The rough peasant wine available on your table at a local restaurant was a totally different experience than a vintage Burgundy. Thirty years after that vacation, it's pretty tough (in a blind tasting) to tell the difference between a bottle that costs ten dollars at the local store and one that costs $200...

The speed difference between a Mac IIfx and a Commodore 64 was no contest. One was for professionals, one was a game for kids. Today, there's no dramatic functional difference for most users between the speed of the cheap Android tablet and the Mac Pro.

But of course, for those that care, the difference matters more than ever. For those that care, the premium available to be paid for a better camera, wine or computer is actually far greater than it ever was before.

As the differences get smaller, the purely functional reasons for premium goods fade away, and instead they are purchased for the reason we've always purchased luxury goods: because of how they make us feel, not because of what they actually do. The fur coat is not warmer than the down jacket, it's merely harder to acquire.

(Premium vs. luxury has more on this.)

Who says go?

You can pretty easily find people who will work with you or for you or advise you if you tell them what you want to do, if you are the person who says, "let's go."

It turns out that finding the employee/partner/consultant who says, "this is what we should do, follow me," is rare and precious. More valuable than just about anything that's printed on a resume.

The benefit of the doubt

Wouldn't it be nice if your work stood on its own?

That design, that bit of writing, that piece of craft--what if what you did was judged solely on the merits, if the people engaging with your work saw it for precisely what it was...

Or consider the doctor, able to heal people merely by providing precisely the right treatment on just the right day.

Or the lawyer, winning the case because she presented the most cogent, rational argument.

Doesn't work that way.

The crowd likes the songs from the singer they came to hear, not the unknown opening act. The patient responds to medicine when he believes in the doctor who prescribes it. The client is far more likely to applaud your work if he's already put down a big, non-refundable deposit.

A huge part of making our work more effective is creating the environment where we will be given the benefit of the doubt. Often, creating this environment is at least as important as the work itself.

The benefit to both sides is huge. Doubt is the project killer, and investing in diminishing that doubt is time well spent.

The proven way to add value

Do extremely difficult work.

That seems obvious, right? If you do something that's valued but scarce because it's difficult, you're more likely to be in demand and to be compensated fairly for what you do.

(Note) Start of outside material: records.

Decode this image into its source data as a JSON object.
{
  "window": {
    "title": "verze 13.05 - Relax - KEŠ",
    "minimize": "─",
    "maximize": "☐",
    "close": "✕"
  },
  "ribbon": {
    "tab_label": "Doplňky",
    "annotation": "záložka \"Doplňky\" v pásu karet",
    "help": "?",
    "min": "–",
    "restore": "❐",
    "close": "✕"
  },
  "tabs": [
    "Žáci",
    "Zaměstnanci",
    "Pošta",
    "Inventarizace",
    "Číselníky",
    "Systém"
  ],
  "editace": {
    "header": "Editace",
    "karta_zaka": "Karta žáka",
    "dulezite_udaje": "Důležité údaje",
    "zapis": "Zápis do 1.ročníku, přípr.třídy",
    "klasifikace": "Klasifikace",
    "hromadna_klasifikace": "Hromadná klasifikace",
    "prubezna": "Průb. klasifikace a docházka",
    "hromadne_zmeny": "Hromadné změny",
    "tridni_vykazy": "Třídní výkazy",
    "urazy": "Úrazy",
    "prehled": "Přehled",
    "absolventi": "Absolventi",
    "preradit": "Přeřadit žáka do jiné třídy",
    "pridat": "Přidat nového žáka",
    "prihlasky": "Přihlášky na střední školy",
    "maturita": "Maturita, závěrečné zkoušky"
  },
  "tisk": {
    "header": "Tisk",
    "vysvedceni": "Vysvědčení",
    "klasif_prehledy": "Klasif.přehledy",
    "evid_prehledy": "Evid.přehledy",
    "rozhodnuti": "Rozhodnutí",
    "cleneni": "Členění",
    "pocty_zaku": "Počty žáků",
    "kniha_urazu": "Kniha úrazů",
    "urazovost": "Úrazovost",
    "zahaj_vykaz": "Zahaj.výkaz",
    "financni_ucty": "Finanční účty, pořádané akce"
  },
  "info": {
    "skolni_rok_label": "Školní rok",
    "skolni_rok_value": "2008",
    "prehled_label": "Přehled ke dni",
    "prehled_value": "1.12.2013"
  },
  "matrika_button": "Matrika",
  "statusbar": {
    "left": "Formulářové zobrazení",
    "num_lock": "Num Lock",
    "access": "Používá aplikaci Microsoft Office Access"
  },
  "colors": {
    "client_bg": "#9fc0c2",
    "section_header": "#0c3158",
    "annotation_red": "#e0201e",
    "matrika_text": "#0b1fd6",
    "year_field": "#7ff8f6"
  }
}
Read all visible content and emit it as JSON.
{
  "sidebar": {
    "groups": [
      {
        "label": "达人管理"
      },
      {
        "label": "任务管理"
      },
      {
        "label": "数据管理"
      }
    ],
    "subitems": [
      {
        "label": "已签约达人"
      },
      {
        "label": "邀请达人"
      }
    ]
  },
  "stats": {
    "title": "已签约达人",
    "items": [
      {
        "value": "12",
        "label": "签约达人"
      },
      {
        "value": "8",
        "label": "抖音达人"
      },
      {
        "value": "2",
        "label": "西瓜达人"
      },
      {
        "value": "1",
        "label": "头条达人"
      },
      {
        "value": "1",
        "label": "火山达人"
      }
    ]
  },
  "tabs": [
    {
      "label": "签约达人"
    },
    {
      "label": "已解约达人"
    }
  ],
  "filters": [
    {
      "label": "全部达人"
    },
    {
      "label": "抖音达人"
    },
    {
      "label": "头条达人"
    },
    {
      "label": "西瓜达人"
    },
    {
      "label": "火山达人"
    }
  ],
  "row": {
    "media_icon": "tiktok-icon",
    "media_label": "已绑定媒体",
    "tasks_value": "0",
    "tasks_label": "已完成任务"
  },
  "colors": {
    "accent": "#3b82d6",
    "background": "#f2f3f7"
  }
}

The implication is stunning, though: When designing a project or developing a skill, seek out the most difficult parts to master and contribute. If it's easy, it's not for you.